Two summers ago I shared some quick reactions to Sam Bray’s argument that the Administrative Procedure Act (APA) does not support nationwide injunctions to set aside an agency’s final rule. In that post, I expressed preliminary skepticism, based on the text and structure of the APA: “a final rule is an ‘agency action’ under the APA, so it seems it can be ‘set aside.’ The effect of that is the invalidation of the final rule—in essence, a nationwide injunction (though courts have approved of a narrower remedy of remand without vacatur in some circumstances).”
The debate has continued since the summer of 2018—in the courts, in the literature, and on this blog. Especially for those following the debate, I wanted to make sure that you were aware of Mila Sohoni’s new article, The Power to Vacate a Rule. This article, which is forthcoming in the George Washington Law Review, strikes me as the most comprehensive and compelling defense on the conventional view that courts can set aside final agency rules in their entirety (as opposed to just their particular applications in the litigation itself).
Here’s the abstract:
A vigorous debate has emerged concerning the legality and desirability of the “universal” or “nationwide” injunction. A key part of this debate implicates the meaning of the landmark statute that governs judicial review of agency action, the Administrative Procedure Act (“APA”). Many recent suits seeking nationwide injunctions have levied challenges to federal agency action, and in particular to federal rules. If the APA authorizes a federal court deciding such a case to “set aside” a rule universally—not just to “set it aside as to the plaintiffs”—then the APA authorizes courts to provide exactly the kind of relief that opponents of universal injunctions say that courts should not be able to give: relief that reaches beyond the plaintiffs to everyone. Moreover, if the reviewing court can vacate a rule universally at the merits stage, then the APA plainly authorizes the court to issue a preliminary nationwide injunction that halts the enforcement of the rule universally pending the court’s merits decision on whether to vacate the rule.

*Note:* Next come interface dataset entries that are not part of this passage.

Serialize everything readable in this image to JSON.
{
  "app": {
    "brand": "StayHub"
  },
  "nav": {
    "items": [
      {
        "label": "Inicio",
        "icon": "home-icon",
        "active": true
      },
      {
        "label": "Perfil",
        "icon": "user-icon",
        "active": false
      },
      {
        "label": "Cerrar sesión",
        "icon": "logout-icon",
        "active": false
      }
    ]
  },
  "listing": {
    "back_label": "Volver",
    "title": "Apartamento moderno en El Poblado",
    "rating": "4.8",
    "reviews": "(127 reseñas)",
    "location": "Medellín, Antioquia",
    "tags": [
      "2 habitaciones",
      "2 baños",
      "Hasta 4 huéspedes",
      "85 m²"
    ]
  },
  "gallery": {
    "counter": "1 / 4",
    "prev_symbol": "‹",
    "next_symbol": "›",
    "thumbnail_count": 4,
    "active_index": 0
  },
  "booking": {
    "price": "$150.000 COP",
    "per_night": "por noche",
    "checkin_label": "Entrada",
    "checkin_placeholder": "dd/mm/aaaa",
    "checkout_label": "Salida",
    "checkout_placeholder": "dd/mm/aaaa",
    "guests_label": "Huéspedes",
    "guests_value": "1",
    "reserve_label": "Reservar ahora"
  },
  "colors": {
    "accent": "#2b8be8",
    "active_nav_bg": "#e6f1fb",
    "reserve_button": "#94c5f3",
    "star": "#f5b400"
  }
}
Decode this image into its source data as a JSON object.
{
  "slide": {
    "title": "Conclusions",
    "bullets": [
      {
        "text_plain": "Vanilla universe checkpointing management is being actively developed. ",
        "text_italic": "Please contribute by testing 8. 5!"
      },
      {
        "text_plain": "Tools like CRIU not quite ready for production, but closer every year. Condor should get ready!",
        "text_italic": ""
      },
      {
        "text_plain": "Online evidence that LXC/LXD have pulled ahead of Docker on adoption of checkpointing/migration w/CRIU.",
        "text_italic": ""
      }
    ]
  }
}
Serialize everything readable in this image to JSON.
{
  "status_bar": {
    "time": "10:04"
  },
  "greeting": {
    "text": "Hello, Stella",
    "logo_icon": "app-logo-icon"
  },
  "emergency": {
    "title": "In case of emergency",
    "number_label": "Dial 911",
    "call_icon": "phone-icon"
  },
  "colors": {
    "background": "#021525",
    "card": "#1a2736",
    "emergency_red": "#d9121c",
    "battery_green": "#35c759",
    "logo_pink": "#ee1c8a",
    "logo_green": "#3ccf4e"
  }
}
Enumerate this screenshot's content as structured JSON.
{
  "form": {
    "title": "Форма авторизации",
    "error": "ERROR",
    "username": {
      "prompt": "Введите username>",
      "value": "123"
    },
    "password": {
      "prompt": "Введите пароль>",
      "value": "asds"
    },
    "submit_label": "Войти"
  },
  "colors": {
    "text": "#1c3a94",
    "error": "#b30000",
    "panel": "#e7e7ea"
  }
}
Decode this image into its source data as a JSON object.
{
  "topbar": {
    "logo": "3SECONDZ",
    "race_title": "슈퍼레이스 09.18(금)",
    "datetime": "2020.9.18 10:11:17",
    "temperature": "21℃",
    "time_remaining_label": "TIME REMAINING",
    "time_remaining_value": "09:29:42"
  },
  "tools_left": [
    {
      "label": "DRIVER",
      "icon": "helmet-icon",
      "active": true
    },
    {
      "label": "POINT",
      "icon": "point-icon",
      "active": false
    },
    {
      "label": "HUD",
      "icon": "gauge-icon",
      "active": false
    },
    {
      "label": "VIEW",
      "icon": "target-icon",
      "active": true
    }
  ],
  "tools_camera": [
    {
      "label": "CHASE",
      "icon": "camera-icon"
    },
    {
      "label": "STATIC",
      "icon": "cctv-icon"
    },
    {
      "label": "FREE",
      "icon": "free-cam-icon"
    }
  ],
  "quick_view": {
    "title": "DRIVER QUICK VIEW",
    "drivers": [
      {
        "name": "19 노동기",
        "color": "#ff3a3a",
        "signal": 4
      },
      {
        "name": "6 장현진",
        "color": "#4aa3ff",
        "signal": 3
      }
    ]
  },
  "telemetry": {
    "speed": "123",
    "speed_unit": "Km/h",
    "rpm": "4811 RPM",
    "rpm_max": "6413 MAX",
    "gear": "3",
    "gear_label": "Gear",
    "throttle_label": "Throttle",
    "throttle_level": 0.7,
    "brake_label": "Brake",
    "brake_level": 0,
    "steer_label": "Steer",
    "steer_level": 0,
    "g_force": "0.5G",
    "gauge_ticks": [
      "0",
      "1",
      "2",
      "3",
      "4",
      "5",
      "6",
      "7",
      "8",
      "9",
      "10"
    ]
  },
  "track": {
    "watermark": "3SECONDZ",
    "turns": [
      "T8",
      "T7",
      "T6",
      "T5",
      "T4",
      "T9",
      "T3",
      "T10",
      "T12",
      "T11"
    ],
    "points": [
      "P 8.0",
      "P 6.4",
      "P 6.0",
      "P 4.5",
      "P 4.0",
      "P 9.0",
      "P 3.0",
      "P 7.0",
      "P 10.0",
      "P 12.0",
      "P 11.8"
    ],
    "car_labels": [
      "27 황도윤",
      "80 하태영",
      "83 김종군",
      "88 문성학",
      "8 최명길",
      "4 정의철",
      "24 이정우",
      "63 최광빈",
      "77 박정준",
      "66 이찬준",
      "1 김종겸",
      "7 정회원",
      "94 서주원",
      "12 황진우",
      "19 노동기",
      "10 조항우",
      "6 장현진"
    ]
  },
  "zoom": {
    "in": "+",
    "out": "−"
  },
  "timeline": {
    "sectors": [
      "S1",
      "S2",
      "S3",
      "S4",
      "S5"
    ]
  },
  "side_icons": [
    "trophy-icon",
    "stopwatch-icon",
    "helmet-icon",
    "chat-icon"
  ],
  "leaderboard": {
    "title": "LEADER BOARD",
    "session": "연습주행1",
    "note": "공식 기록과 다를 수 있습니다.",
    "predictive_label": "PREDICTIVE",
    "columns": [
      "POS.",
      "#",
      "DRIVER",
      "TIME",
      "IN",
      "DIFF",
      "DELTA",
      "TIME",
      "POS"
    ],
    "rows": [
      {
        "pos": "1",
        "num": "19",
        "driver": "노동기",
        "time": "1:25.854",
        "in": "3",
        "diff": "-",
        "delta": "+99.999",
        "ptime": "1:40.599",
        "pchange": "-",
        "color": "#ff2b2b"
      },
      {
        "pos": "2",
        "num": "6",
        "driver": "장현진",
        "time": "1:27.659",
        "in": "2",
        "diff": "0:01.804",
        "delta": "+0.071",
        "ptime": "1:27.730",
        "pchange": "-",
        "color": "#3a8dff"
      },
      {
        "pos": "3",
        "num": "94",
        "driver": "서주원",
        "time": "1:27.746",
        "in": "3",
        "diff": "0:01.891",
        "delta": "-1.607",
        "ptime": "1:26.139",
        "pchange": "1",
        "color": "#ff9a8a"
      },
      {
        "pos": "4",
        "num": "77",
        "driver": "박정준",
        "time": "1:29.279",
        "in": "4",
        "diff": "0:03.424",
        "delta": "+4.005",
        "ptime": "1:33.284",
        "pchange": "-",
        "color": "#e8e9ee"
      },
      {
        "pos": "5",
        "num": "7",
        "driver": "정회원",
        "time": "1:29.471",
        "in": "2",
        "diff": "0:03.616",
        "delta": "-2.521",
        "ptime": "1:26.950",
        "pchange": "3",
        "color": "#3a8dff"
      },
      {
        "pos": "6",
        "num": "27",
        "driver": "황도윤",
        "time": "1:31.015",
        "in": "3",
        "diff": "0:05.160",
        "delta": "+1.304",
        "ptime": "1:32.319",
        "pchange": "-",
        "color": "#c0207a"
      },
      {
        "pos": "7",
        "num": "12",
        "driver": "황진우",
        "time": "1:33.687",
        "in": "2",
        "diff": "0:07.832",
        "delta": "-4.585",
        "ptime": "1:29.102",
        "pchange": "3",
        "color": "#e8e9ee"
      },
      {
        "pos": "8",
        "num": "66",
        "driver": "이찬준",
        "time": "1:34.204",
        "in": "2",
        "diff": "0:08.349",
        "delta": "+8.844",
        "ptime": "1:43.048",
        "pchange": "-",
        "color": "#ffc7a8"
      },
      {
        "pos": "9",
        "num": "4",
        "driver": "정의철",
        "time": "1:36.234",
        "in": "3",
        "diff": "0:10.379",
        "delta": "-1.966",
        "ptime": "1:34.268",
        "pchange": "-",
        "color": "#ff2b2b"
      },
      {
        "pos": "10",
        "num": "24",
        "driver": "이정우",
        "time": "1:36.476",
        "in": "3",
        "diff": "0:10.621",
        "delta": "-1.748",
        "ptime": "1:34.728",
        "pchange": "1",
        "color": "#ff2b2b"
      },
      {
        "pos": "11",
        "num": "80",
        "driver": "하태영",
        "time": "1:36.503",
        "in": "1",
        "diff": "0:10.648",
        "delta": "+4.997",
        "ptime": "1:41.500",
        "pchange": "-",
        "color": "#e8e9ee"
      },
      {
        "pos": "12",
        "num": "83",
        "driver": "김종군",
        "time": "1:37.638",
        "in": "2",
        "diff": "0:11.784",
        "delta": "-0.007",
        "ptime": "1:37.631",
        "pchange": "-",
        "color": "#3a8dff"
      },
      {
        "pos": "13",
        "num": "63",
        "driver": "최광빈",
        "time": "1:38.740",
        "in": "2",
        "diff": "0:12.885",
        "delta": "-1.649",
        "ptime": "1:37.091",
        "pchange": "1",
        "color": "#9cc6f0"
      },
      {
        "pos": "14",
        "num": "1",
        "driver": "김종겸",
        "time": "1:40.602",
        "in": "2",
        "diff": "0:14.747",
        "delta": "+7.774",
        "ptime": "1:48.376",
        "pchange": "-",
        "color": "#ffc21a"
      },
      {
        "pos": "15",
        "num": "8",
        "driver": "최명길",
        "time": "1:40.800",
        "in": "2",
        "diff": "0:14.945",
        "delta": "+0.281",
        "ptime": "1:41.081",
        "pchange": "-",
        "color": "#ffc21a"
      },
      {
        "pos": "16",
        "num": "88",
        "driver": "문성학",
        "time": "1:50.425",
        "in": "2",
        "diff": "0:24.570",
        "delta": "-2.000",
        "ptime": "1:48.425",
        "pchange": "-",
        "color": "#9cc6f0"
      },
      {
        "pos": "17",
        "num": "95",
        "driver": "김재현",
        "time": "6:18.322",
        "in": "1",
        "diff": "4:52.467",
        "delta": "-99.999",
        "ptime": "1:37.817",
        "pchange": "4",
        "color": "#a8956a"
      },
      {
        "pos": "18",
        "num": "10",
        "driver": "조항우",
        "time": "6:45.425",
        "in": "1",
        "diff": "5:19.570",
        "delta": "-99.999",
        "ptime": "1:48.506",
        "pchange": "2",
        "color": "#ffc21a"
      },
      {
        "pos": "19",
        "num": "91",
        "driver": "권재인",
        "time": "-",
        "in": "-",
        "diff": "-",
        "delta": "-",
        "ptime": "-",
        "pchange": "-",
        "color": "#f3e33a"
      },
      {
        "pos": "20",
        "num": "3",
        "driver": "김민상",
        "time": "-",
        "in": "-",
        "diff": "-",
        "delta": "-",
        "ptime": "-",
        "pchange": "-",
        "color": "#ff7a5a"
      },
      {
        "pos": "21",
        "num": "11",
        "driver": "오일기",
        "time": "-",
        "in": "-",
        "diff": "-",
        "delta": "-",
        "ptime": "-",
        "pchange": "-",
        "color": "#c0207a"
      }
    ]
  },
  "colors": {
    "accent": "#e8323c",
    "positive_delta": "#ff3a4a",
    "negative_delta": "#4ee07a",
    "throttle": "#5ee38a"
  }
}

In various lawsuits, including in a case that the Supreme Court will decide this Term, the DOJ has argued that the APA does not authorize a federal court to vacate or enjoin a rule universally. Some scholars have voiced the same claim. This Article rebuts that reading of the APA. Drawing upon the APA’s text and structure, the landscape against it was enacted, its legislative history, and evidence of how courts, Congress and commentators have understood the APA in subsequent decades, this Article concludes that the APA authorizes the “universal vacatur” of federal rules, as well as universal preliminary injunctions against their enforcement. The Article then briefly addresses broader considerations of political legitimacy and institutional competence connected with this dispute over the APA’s remedial scheme.
Definitely go give the article a download and read here. I doubt this will be the last word on the subject.